Days after ‘fighting for his life,’ caretaker boss Deakin is plotting an Ilkeston win from his hospital bed and considering the permanent job

Former Kimberley MW manager Ian Deakin.
Former Kimberley MW manager Ian Deakin.

Just days after he was fighting for his life, Ian Deakin is plotting an Ilkeston Town win from his hospital bed and considering a potential bid for the permanent manager’s job.

The former goalkeeper was rushed to hospital last Thursday with sepsis following an operation and in his own words wasn’t far away from ‘snuffing it.’

On Sunday, following the departure from league-leading Ilkeston by mutual consent of manager Martin McIntosh, Deakin got a visit from club officials and agreed to become caretaker boss, once he’s on his feet again.

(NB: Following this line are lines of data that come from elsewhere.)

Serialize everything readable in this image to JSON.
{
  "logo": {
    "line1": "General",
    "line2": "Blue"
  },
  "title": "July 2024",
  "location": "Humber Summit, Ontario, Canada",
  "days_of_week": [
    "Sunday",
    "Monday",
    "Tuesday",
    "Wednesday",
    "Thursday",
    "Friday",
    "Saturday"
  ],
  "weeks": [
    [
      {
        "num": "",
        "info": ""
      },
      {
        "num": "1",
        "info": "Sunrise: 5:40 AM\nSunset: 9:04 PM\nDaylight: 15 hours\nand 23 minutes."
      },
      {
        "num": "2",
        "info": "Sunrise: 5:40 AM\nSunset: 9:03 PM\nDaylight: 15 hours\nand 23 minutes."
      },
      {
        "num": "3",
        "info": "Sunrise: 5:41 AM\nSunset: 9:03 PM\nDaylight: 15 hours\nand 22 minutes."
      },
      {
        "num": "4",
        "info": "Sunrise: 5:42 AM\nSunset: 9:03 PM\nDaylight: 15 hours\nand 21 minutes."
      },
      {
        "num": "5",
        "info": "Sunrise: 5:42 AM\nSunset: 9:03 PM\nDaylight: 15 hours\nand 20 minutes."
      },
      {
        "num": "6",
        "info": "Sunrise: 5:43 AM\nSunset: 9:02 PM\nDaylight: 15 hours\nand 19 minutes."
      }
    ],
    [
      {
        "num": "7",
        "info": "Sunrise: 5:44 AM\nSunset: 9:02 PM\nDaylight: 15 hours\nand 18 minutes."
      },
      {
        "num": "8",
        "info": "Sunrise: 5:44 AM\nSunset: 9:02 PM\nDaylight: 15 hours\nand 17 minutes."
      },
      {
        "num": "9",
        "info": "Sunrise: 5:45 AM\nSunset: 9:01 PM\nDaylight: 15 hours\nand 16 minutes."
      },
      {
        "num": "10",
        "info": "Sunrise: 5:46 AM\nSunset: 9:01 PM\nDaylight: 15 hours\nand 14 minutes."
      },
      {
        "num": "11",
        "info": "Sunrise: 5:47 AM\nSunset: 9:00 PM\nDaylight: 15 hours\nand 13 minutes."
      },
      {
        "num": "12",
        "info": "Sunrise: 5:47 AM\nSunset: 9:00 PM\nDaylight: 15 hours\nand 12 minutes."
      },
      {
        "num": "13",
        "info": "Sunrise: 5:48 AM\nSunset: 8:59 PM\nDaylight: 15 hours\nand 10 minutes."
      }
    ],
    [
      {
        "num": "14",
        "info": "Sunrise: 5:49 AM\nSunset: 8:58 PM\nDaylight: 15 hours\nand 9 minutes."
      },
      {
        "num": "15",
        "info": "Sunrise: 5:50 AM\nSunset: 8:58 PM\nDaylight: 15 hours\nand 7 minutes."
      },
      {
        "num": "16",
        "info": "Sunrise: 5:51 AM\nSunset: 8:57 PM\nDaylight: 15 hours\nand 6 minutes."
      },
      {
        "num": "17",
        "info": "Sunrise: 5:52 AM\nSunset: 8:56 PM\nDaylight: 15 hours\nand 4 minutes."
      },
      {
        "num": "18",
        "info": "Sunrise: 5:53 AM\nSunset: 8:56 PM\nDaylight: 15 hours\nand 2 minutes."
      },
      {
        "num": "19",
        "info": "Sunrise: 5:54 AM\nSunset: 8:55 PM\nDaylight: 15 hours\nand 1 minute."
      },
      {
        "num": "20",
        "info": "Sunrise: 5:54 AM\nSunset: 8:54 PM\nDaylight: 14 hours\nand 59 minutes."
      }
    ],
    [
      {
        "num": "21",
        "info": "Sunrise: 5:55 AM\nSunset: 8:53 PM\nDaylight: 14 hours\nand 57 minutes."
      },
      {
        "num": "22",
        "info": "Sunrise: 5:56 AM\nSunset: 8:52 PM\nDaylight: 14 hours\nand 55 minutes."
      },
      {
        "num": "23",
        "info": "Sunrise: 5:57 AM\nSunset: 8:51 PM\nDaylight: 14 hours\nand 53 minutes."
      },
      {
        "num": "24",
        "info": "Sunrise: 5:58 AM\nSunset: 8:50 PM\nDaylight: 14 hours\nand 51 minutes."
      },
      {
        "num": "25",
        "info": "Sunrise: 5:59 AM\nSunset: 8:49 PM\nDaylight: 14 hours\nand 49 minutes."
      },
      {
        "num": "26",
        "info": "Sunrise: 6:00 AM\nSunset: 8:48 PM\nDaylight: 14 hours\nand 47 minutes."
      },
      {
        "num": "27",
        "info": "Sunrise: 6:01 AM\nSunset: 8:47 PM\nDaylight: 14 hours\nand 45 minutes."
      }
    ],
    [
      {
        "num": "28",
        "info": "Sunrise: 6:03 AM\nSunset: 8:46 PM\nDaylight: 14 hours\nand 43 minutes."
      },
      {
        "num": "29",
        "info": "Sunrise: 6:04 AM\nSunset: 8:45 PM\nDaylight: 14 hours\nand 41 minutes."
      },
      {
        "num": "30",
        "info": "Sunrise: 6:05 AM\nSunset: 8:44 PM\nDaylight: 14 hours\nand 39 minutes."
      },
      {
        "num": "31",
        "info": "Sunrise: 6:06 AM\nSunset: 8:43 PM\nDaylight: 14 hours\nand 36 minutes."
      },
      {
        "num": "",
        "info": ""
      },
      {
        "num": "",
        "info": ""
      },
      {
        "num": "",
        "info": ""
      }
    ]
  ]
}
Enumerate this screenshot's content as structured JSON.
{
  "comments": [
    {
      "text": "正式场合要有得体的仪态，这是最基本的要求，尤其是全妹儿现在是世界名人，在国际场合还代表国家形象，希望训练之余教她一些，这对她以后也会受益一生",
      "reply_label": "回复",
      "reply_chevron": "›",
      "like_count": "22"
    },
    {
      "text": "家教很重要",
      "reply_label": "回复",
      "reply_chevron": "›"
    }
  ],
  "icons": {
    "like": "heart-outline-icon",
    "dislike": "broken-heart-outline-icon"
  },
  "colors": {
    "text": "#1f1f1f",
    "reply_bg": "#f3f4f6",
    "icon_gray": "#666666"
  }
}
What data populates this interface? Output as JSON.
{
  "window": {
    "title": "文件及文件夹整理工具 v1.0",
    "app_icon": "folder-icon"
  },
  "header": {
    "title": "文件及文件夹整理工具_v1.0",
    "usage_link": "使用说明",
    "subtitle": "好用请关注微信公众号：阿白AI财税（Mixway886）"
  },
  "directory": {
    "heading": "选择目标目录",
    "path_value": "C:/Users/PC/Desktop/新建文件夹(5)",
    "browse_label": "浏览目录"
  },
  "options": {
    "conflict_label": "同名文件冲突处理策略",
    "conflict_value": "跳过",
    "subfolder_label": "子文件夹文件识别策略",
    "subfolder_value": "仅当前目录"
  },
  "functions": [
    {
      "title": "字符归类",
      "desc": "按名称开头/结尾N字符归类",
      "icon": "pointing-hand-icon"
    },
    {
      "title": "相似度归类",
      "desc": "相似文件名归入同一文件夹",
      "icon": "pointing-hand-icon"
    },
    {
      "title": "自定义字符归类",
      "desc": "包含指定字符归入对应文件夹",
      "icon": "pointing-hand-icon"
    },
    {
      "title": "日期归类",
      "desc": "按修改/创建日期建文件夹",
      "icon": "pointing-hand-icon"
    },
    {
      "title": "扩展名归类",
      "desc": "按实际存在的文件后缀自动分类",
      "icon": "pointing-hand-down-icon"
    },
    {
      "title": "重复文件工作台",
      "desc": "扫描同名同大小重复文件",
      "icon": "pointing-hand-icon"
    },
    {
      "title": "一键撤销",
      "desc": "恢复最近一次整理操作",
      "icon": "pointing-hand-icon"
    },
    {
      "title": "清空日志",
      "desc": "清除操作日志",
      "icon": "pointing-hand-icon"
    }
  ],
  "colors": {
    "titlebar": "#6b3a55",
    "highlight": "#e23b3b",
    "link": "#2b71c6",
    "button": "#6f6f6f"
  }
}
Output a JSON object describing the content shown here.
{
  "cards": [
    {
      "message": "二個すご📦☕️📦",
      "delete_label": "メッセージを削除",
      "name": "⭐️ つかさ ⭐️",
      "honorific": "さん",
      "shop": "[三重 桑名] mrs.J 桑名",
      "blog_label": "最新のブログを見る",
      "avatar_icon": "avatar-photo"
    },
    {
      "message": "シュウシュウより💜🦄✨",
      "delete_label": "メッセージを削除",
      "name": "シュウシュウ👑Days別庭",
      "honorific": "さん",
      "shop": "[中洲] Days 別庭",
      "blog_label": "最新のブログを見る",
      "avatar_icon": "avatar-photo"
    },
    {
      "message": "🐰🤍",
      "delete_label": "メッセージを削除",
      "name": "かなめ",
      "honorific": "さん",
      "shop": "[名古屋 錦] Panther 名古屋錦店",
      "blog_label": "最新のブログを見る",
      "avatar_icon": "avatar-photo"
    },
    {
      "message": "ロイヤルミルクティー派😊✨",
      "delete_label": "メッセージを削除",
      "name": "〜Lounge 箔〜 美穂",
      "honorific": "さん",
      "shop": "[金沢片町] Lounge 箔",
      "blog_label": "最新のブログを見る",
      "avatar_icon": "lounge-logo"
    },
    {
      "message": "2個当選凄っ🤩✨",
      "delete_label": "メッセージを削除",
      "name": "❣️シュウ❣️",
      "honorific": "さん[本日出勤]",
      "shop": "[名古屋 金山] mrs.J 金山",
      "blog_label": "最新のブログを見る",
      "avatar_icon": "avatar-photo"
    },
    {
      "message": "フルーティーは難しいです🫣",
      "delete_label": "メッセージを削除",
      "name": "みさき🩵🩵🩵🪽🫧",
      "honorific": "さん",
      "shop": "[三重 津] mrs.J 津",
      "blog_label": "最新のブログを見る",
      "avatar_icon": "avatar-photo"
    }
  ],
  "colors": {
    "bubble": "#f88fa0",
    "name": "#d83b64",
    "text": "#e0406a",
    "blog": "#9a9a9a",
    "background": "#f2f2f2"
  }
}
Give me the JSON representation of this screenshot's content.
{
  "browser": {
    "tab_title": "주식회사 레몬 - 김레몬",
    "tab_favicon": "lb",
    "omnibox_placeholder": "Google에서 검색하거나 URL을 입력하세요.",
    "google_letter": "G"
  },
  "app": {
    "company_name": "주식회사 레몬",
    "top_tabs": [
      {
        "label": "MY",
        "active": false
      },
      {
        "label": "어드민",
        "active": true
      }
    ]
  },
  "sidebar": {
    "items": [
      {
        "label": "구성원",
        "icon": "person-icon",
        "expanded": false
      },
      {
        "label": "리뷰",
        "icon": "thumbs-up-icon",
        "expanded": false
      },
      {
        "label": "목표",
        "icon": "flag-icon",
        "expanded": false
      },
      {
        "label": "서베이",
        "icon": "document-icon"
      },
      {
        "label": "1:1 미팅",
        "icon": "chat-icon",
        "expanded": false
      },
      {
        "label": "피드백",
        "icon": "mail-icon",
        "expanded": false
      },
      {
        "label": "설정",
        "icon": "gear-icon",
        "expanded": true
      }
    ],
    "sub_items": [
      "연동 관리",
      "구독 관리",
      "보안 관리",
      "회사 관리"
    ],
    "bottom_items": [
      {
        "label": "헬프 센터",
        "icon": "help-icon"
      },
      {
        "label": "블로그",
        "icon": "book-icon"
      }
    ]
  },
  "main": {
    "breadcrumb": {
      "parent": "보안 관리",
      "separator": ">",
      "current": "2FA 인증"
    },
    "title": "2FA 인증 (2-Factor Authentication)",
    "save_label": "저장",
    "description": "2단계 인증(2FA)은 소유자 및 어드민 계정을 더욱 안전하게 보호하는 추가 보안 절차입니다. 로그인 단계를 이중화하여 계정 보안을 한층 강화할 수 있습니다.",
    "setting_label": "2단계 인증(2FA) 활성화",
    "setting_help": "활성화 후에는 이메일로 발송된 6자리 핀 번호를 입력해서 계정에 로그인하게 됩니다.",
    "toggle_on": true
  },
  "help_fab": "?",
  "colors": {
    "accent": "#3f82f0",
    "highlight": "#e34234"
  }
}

But regardless of when he gets out of hospital or back on the touchline, Deakin plans to contribute to the club’s preparations for Saturday’s visit to second-placed Westfields.

“It’s been a bit of a whirlwind,” he said.

“I got rushed into hospital on Thursday and it’s happened over the weekend so I’ve just come round to it all.

“I was visited yesterday and given the news face to face.

“It’s one of those things, unfortunately, in football, it does happen, the chairman and the club made the decision to part company (with McIntosh), I think it was by mutual consent.”

Deakin could be forgiven for putting football to the very back of his mind after what he describes as a near-death experience.

“I got rushed in with sepsis, quite serious, I was fighting for my life really on Thursday, not in a very good way at all,” he said.

“I had a knee operation, it got infected and spread and it was quite serious.

“I wasn’t far away from snuffing it unfortunately.

“Touch wood I’ve made a decent recovery up to this point.

“Life is quite a lot more important than football.”

That doesn’t mean he’s taken his eye off the ball, however.

Deakin attempted to follow Saturday’s FA Vase game against Eastwood, in between doses of painkillers.

His former club came out on top against Ilkeston, but he was cheered by the support he received from both sets of fans.

“I tried to listen to the game, in between the drugs they were giving me for the pain,” he said.

“The fans have been great, giving me support, both sets of fans - obviously I played for Eastwood for many years and was very successful there.

“Regardless of the result, it was nice to see everyone so supportive.”

Deakin will take up the position of caretaker manager when he’s fit and able.

In the meantime, first team coach Craig Swinscoe will be in charge, with plenty of input from the man in hospital.

“I’m aiming to be back on my feet pretty soon, with a view to going home some point this week.

“I’ll hopefully try to be back at it next week.

“I’ve got to let my body decide when I’m ready.

“Craig will take the team this weekend with support from Martin Lench, Chris Shaw and Shaun Rickford.

“Obviously I’ll be on the phone talking to them, directing them, I’ll do what I can from my hospital bed but the lads will have their finger on the pulse at training.”

The job, on a permanent basis, is something that has cropped up before for Deakin.

This time round, he’s more open to it.

“The first time around I was approached when Steve left to go to Notts County.

“At the time it wasn’t right for me, my mum had passed away and I was having this operation the first time around.

“I’m still not in a much better position to be honest, but yes I’m a little bit more inclined, if it was available to me.

“We had a chat yesterday about moving forward for the football club.

“For the foreseeable future I’m just worried about getting back on my feet, making sure everything is okay at Ilkeston.

“We’re a football club at the top of our league, in an unusual situation in terms of not having a manager.”

The game, as ever, moves on quickly despite the departure of a manager.

Deakin admits he reacted to news of McIntosh’s departure with disappointment.

The Scot left his post after just three months in charge, despite having kept Ilkeston top of the table.

“I said yesterday, speaking to some friends about it, I’m disappointed more than anything.

“It’s something you don’t expect to happen.

“Nothing is certain in football, you see it in the Premier League, managers overachieving sometimes, like Watford sacking Marco Silva when he about ninth in the Premier League.

“Sometimes there’s a reason behind it and I’m sure that’ll come to light and be explained in due course.

“I think we did okay since he came in, he maintained us at the top of the league and the two losses we had in the league, away from home, we had men sent off in both.

“I’m sad to see him go.”